Data: Ministry of Health DRC; Chart: Andrew Witherspoon/Axios

Government officials in the Democratic Republic of the Congo (DRC) announced this week they will start the school year on time on Sept. 3, as the deadly Ebola outbreak seems to have lessened in intensity (see chart above) but worries linger especially as 3 community deaths were reported today.

What's new: The concern is particularly over the 3 people who apparently died outside of quarantined treatment centers, since the Ebola virus remains highly infectious after death. Plus, in the midst of handling Ebola, health officials continue to deal with an outbreak of a rarer type of polio, and have begun a vaccination campaign in areas not affected by Ebola, per Jessica Ilunga, spokesperson for DRC's Ministry of Health.

Ebola update: While the number of new cases of Ebola has lessened, Llunga says they remain "vigilant." She says:

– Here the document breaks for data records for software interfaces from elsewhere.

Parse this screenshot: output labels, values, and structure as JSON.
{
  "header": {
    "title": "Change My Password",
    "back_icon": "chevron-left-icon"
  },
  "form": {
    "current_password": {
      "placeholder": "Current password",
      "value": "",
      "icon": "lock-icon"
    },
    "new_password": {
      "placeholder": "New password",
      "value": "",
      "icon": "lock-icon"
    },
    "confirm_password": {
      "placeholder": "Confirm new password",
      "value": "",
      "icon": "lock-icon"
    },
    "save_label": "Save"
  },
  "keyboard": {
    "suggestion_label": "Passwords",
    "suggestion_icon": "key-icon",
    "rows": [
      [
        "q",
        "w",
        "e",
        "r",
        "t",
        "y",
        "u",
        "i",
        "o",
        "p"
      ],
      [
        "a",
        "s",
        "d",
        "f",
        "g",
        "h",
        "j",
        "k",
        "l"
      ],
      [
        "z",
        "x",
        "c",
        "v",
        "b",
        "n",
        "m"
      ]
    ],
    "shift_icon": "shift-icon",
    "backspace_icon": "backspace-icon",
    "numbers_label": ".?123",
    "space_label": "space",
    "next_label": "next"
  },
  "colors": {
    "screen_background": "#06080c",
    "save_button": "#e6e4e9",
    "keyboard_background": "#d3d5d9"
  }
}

"An Ebola outbreak works by waves. We had the first wave of cases who were contaminated before or just after the declaration of the outbreak. But there is a potential second wave of cases which are the people who were contaminated by the first wave and are in their incubation period."
"Vaccination is the only effective method to quickly break the transmission chain. That’s why our teams have been working around the clock to identify contacts and contacts of contacts, and vaccinate them as quickly as possible. Over the next few days, many contacts will come out of the 21-day surveillance period and we’ll know to what extend we managed to break the transmission chain."

The decision to start school on time in the affected region containing 250 schools is partly due to the belief they may be in greater danger of contracting the disease by playing unsupervised in the community, Llunga says. She adds:

"There is a greater risk of having kids contaminated at home or on the streets than at school where measures will be put in place to protect them against the virus. And if one child develop the disease, we will be able to identify him quickly and to give him the appropriate treatment. Furthermore, it will be also easier to identify contacts and vaccinate them."

The situation remains dire in the affected provinces, WHO says, partly due to "intense insecurity and a worsening humanitarian crisis, with over one million internally displaced people and a continuous movement of refugees to neighbouring countries... [DRC] is also experiencing multiple disease outbreaks, including circulating vaccine-derived poliovirus type 2, cholera, measles, monkeypox, etc."

  • Llunga says they've started a vaccination campaign for children 5 and under against the derived poliovirus that will focus on 16 at-risk provinces to try and eradicate the virus.
  • WHO officials have expressed concern that some areas will not receive needed vaccinations for polio and Ebola due to the conflict zones.

The school year plan: The government will teach the children how to conduct good hygiene practices, such as washing their hands with chlorinated water that will be provided at the schools. Directors and school teachers will receive training on Ebola, including prevention methods and measures to deal with suspicious signs of infection.

  • Besides training, UNICEF says it will distribute 500 laser thermometers (2/school) to monitor the health situation of children, install 1,500 hand-washing units (6/school) and distribute megaphones and prevention posters in every school.

Editor's note: This was updated with the latest Ebola data available.